And to give you great reasons why this is a wonderful vacation hotspot, do continue reading below:

Fowey Has an Amazingly Rich History

Granted, most places in the British Isles do have an amazingly long history. However, only some have maintained so much of its charm from yore. And one of these is – yes, you guessed it – Fowey in Cornwall.

One of the oldest structures in this region is the Chun Quoit which is quite close to the Chun Castle. A chamber tomb in the area is said to date back 4000 BC. The Polruan Blockhouse still stands on its original spot today since it was built in the late 1300s. St. Catherine’s Castle, built under the rule of Henry VIII, still looms over the town’s harbour as it did in the 16th century.

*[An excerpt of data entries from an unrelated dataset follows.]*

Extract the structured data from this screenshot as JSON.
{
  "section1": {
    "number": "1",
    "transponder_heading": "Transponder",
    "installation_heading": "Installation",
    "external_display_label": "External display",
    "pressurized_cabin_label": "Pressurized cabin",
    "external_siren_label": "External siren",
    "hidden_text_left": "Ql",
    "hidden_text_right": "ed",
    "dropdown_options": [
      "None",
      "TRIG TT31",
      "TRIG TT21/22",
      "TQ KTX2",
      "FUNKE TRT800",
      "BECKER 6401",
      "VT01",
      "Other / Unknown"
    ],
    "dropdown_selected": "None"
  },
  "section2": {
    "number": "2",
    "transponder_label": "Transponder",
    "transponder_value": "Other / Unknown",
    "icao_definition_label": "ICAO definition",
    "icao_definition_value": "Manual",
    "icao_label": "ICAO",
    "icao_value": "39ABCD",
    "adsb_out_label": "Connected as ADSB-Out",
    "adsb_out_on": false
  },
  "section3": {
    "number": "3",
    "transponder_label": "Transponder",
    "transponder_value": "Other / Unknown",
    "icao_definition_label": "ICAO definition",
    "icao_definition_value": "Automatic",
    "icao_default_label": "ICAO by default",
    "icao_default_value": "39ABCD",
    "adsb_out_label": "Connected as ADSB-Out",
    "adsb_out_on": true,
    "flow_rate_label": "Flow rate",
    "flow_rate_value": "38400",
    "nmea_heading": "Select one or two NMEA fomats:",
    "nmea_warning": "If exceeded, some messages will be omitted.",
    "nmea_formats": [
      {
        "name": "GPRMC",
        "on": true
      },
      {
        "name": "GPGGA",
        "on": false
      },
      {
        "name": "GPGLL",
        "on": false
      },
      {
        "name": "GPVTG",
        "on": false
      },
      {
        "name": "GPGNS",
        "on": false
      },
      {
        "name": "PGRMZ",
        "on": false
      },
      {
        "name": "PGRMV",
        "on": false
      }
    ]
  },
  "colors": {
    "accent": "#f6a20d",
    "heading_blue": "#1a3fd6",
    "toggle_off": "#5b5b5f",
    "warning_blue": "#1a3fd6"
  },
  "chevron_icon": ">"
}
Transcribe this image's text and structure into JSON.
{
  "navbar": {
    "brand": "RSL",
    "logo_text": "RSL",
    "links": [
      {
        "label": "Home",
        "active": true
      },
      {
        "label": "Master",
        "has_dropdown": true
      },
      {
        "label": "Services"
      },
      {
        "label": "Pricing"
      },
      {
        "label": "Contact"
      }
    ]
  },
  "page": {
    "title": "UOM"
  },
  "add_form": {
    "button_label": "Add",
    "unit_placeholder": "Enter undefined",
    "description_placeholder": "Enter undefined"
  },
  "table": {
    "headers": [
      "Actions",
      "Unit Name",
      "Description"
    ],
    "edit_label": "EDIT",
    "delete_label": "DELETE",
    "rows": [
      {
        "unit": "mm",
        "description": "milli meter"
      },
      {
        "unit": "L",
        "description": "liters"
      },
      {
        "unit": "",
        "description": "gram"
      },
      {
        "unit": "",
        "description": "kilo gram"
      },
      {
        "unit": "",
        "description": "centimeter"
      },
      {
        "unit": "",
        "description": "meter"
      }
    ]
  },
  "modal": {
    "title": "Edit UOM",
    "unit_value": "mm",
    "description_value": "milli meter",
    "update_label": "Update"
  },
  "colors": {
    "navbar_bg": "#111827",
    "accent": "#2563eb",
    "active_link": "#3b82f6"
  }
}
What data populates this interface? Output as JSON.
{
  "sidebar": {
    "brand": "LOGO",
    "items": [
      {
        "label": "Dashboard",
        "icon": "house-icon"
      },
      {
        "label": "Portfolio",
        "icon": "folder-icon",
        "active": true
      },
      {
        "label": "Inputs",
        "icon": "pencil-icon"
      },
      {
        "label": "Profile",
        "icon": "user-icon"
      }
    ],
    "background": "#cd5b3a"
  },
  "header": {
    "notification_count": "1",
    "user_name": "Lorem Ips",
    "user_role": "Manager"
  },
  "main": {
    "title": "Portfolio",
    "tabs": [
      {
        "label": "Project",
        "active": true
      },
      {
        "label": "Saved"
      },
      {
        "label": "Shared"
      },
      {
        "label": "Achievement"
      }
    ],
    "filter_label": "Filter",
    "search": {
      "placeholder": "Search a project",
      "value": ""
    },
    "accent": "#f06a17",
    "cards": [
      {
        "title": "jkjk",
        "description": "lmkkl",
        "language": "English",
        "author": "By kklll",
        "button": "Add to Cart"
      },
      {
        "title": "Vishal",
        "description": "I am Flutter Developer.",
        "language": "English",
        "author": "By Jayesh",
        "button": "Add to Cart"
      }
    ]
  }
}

Fowey Harbour from Polruan
Fowey Harbour from Polruan. Photo by Toby Atkin

Fowey’s Quiet and Beautiful Harbor

The harbours of Fowey, as well as the neighboring towns of Bodinick and Polruan, have been an important port for trading in all of Europe since the medieval era. The people in the area are so well known as skilled seafarers, they even have their very own pirate heroes they lovingly called the ‘Fowey Gallants’.

Admittedly, it is not a busy and bustling trade port today as it was before. But it has become a favorite spot for so many who want to view the wonderful harbour towns mentioned above.

Small tug boats owned by locals to large and elegant ferries with polished wooden balconies ply the estuaries day in and out. And to be honest, just looking at the picturesque views can make even the most stressed-out workaholic breathe a deep sigh and relax.

The Awe-Inspiring View

Did you know that Cornwall was recently named the most beautiful county in all of England? And it really is no wonder. Staying in the quaint fishing hamlets and sublime beaches of this county for a week will motivate anyone to write an ode about it. This is why the many hotels, guest houses and holiday cottages in Fowey are so popular. Once visitors get a taste of Fowey and the surrounding scenery, they hust want to come back time and time again.

The town itself is picturesque with awe-inspiring harbour and estuary views. And there are numerous sublime beaches surrounding and oh-so-close to it. It really is one of those places which you must visit before you die. This is no exaggeration. Visit Fowey and you will see what that means.

The Real Fish and Chips… And So Many More!

What would be the best fare to be eaten in a restaurant in a fishing village such as Fowey? The quintessential all-British food, of course, and that is the crispy on the outside and oh-so-tender in the inside fish and the starchy goodness of golden-fried chips.

You couldn’t live on just fish and chips your whole stay in town – unless you want to, of course. This is why so many cafes and restaurants have opened recently, giving tourists from all over the world the real taste of Cornwall.

They have posh waterside dining spots offering the freshest oysters straight from the bars and fusion food. But if you want the real deal, visit one of the old pubs in town serving simple yet super tasty food. You’ll get a great serving at an amazingly low price plus a pint of a great brew.

So if you are going to book a trip to the proud and historic England, make sure that you include Fowey in your itinerary. You will not regret this decision!